A high blood preassure is also called hypertension. There are many factors that contribute to hypertension. They are being overweight, reduced or lack of  physical activity, consumption of alcohol, smoking old age and stress. Family history of high blood pressure is also generally a factor for hypertension. An undiagnosed and untreated hypertension can lead to  coronary heart disease (CHD). Hypertension can be prevented or reduced by following a healthy lifestyle. Choices like regular exercise, balanced diet with reduced salt and fat, eating  plenty of vegetables and fruits, quitting smoking and alcohol consumption and maintaining a healthy weight  etc can help cntrol high blood pressure.



Tuberculosis (TB)

Tuberculosis (TB) is a disease caused by bacteria called Mycobacterium tuberculosis. The bacteria usually attack the lungs, but they can also damage other parts of the body.


TB spreads through the air when a person with TB of the lungs or throat coughs, sneezes, or talks. If you have been exposed, you should go to your doctor for tests. You are more likely to get TB if you have a weak immune system.

Symptoms of TB in the lungs may include

  • A bad cough that lasts 3 weeks or longer
  • Weight loss
  • Loss of appetite
  • Coughing up blood or mucus
  • Weakness or fatigue
  • Fever
  • Night sweats

Skin tests, blood tests, x-rays, and other tests can tell if you have TB. If not treated properly, TB can be deadly. You can usually cure active TB by taking several medicines for a long period of time.


Given the many effective medications available today, the chances are great that a person with TB can be cured. It is important, however, for the person to understand the disease and to cooperate fully in the therapy program.

Both latent TB infection and active TB disease are treated with antibiotics. Treatment lasts at least six months because antibiotics work only when the bacteria are actively dividing, and the bacteria that cause TB grow very slowly. While latent TB infection can be treated with only one antibiotic, active TB disease is treated with several antibiotics at one time, to decrease the chances that the bacteria will evolve resistance to the drugs. Active TB disease must be treated aggressively, and patients may have to start treatment with a hospital stay to keep them from spreading the disease. After a few weeks, they will feel better and will no longer be infectious.

The biggest danger in TB treatment is that the patient will not take antibiotics on schedule. This gives the bacteria the opportunity to develop resistance to the drugs, rebound, and become much more difficult to treat. Therefore, it is crucial to take all of your drugs as instructed.

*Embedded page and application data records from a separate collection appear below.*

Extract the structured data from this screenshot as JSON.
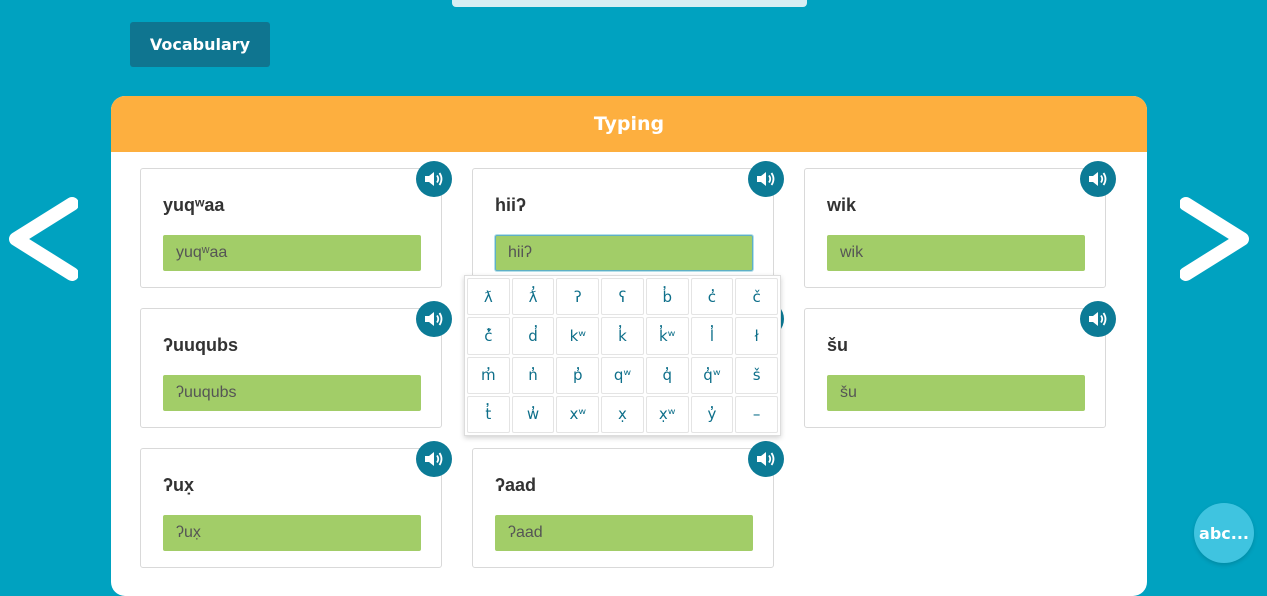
{
  "tab": {
    "label": "Vocabulary"
  },
  "panel": {
    "title": "Typing"
  },
  "cards": [
    {
      "word": "yuqʷaa",
      "answer": "yuqʷaa"
    },
    {
      "word": "hiiʔ",
      "answer": "hiiʔ"
    },
    {
      "word": "wik",
      "answer": "wik"
    },
    {
      "word": "ʔuuqubs",
      "answer": "ʔuuqubs"
    },
    {
      "word": "šu",
      "answer": "šu"
    },
    {
      "word": "ʔux̣",
      "answer": "ʔux̣"
    },
    {
      "word": "ʔaad",
      "answer": "ʔaad"
    }
  ],
  "keyboard": {
    "keys": [
      "ƛ",
      "ƛ̓",
      "ʔ",
      "ʕ",
      "b̓",
      "c̓",
      "č",
      "č̓",
      "d̓",
      "kʷ",
      "k̓",
      "k̓ʷ",
      "l̓",
      "ł",
      "m̓",
      "n̓",
      "p̓",
      "qʷ",
      "q̓",
      "q̓ʷ",
      "š",
      "t̓",
      "w̓",
      "xʷ",
      "x̣",
      "x̣ʷ",
      "y̓",
      "–"
    ]
  },
  "abc_button": {
    "label": "abc..."
  },
  "icons": {
    "sound": "speaker-icon",
    "prev": "chevron-left-icon",
    "next": "chevron-right-icon"
  },
  "colors": {
    "background": "#00a2c0",
    "header": "#fdaf3f",
    "answer_fill": "#a2cd68",
    "sound_button": "#0c7b96",
    "tab": "#0f7590"
  }
}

Most treatment programs require that a health care professional watch you take every dose.

Your doctor may monitor you during treatment with blood tests to check your liver, sputum tests to see if the bacteria are susceptible to the antibiotics you are taking, and chest X-rays to look for signs of disease.

Extrapulmonary TB is active TB disease in any part of the body other than the lungs (for example, the kidney, spine, brain, or lymph nodes). Treatment for extrapulmonary disease is basically the same as for TB in the lungs except that TB involving the brain or bones is treated longer.